START INPUT FOR THIS TASK

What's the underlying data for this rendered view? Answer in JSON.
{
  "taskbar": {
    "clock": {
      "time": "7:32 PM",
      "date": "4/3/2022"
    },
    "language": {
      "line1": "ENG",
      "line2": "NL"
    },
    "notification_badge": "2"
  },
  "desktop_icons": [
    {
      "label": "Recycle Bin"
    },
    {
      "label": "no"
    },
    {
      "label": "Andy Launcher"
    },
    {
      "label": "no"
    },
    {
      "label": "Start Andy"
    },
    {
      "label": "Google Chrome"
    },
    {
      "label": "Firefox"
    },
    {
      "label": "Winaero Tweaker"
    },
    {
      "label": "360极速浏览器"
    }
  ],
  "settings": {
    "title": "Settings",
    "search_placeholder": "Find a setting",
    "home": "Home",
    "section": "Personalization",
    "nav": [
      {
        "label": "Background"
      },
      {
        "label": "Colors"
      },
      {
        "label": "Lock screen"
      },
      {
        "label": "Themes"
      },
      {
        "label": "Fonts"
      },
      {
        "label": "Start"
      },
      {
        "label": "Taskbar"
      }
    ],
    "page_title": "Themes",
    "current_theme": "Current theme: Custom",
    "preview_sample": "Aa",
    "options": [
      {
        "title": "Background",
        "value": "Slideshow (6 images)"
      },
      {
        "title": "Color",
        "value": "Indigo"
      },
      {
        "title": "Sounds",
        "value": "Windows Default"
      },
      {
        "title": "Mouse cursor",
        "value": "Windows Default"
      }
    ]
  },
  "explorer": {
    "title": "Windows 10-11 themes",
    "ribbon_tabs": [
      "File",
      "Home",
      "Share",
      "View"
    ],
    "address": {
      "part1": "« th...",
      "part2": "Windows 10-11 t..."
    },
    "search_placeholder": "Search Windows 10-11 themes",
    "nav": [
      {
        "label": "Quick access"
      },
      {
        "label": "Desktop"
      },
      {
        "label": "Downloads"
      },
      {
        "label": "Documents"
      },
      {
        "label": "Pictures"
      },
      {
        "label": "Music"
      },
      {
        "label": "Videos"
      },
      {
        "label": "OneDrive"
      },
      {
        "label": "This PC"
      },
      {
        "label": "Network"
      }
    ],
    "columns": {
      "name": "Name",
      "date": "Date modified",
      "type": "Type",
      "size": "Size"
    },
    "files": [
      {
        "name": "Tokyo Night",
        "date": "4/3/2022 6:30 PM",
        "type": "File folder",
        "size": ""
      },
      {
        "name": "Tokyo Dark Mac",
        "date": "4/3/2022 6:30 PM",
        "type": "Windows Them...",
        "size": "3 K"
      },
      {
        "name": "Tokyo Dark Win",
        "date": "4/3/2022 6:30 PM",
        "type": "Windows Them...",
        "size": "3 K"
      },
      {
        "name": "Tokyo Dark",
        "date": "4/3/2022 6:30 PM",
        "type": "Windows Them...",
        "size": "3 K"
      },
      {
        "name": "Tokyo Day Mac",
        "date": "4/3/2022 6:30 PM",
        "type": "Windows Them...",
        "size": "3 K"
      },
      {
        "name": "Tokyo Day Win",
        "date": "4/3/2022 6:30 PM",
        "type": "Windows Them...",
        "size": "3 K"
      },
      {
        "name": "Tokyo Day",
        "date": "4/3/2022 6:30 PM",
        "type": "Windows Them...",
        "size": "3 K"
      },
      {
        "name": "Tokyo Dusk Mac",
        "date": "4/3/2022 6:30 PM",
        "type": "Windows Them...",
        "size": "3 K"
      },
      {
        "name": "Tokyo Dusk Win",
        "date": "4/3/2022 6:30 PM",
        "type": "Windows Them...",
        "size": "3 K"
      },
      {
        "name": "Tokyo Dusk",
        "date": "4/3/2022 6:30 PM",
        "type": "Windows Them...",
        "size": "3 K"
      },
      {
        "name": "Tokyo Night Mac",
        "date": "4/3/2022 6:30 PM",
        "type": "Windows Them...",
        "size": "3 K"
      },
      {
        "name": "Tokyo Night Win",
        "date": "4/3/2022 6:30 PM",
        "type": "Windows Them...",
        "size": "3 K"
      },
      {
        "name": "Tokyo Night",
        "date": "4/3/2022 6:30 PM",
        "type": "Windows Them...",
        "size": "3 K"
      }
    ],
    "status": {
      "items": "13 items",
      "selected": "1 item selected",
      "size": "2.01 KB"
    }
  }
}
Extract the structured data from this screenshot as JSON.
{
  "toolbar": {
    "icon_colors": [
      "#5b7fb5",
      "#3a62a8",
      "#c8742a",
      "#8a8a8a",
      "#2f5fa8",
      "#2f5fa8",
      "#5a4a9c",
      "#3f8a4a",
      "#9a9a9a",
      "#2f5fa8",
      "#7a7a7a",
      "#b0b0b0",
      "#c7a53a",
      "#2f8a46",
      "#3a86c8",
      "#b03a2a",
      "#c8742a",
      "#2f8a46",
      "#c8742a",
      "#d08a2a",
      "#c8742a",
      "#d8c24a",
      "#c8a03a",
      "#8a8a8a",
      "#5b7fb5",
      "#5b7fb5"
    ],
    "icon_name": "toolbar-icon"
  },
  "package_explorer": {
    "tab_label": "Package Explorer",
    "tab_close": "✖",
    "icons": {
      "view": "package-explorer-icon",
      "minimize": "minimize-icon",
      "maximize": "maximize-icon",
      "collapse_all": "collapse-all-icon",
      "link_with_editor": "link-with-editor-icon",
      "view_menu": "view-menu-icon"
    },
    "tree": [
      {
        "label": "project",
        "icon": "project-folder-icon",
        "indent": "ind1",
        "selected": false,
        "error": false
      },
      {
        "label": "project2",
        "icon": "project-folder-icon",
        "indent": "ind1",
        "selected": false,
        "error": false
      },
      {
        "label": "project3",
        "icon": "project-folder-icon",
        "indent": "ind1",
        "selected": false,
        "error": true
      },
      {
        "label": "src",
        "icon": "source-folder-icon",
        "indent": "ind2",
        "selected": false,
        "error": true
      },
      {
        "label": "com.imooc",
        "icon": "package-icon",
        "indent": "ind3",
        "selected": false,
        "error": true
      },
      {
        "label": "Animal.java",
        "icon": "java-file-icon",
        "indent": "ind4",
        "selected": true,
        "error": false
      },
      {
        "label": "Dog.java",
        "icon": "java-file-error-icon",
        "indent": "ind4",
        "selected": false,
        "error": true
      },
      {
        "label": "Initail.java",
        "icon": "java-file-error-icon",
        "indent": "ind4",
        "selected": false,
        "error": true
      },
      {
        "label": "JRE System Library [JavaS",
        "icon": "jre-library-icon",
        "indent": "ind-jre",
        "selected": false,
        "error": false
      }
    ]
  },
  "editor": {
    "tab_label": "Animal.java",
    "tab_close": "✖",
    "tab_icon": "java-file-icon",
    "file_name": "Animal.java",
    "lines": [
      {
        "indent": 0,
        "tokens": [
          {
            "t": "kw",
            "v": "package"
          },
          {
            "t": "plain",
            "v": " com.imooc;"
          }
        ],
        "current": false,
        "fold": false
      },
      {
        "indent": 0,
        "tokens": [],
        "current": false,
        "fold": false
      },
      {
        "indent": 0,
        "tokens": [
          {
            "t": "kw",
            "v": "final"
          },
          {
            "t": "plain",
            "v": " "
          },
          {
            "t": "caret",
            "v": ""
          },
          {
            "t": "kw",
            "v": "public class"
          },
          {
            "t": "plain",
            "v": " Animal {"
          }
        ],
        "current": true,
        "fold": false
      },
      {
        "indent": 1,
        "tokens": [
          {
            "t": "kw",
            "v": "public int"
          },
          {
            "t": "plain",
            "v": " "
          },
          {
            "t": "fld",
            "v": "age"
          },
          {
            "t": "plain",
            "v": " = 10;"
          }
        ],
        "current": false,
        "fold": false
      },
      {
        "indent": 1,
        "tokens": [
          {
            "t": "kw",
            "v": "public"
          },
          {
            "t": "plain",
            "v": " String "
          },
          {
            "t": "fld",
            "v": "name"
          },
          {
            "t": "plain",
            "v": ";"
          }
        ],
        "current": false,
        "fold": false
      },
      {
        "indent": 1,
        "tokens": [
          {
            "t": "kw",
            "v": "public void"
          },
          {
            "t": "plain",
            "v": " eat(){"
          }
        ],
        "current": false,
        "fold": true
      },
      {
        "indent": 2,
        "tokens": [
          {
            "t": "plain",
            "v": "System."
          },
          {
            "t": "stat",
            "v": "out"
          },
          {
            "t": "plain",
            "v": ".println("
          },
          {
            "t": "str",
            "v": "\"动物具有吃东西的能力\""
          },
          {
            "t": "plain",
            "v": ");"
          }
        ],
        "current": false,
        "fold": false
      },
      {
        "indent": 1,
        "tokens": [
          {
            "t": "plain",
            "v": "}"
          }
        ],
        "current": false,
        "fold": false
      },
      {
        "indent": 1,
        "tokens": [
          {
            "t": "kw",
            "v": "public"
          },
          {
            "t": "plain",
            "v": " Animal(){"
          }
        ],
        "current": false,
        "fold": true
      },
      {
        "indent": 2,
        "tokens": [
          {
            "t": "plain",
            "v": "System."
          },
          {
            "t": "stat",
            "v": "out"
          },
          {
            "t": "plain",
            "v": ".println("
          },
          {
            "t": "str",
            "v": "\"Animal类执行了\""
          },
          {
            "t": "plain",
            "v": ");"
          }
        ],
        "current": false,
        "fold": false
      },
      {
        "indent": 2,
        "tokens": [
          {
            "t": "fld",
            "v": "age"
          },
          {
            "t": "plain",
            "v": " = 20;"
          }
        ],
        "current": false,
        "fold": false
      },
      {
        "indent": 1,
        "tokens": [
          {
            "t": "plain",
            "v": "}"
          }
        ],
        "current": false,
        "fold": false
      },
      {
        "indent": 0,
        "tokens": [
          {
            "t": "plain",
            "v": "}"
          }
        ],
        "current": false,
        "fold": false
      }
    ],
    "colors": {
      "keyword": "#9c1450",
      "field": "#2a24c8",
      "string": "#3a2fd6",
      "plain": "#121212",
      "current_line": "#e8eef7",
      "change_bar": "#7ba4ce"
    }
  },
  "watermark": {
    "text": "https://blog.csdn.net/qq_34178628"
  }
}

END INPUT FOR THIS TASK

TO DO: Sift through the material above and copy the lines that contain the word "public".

SOLUTION:
            "v": "public class"
            "v": "public int"
            "v": "public"
            "v": "public void"
            "v": "public"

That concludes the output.